INSTRUCTIONS FOR THE TASK —
Count the lines below that contain the word "time", and state only that number.

*** RECORDS FOR THIS EXERCISE ***

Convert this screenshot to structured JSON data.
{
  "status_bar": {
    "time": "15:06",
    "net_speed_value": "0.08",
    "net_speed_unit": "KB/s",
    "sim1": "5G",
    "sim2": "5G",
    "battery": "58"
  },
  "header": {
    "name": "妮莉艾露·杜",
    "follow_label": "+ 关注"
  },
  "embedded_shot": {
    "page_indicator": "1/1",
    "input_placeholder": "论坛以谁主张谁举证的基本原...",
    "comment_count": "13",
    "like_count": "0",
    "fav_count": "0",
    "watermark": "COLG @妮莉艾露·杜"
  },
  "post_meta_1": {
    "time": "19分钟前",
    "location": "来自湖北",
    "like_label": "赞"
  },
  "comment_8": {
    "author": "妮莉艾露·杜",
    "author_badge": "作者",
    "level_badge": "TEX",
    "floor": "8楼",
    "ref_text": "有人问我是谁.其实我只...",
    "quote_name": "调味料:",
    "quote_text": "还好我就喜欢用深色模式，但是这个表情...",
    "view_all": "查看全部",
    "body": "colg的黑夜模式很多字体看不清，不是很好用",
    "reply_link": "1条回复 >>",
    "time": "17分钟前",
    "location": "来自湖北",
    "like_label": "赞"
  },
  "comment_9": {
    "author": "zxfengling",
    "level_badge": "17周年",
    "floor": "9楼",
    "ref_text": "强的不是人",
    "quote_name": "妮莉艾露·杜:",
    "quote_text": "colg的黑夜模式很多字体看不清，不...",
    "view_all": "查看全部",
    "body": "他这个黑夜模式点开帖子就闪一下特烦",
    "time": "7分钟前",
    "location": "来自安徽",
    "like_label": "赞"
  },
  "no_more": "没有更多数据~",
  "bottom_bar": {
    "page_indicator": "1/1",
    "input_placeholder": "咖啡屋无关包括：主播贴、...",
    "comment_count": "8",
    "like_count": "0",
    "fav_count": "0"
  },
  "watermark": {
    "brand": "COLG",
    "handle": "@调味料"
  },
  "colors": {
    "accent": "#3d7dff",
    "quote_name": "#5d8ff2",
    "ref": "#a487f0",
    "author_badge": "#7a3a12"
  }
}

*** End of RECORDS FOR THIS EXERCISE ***

ANSWER SECTION —
4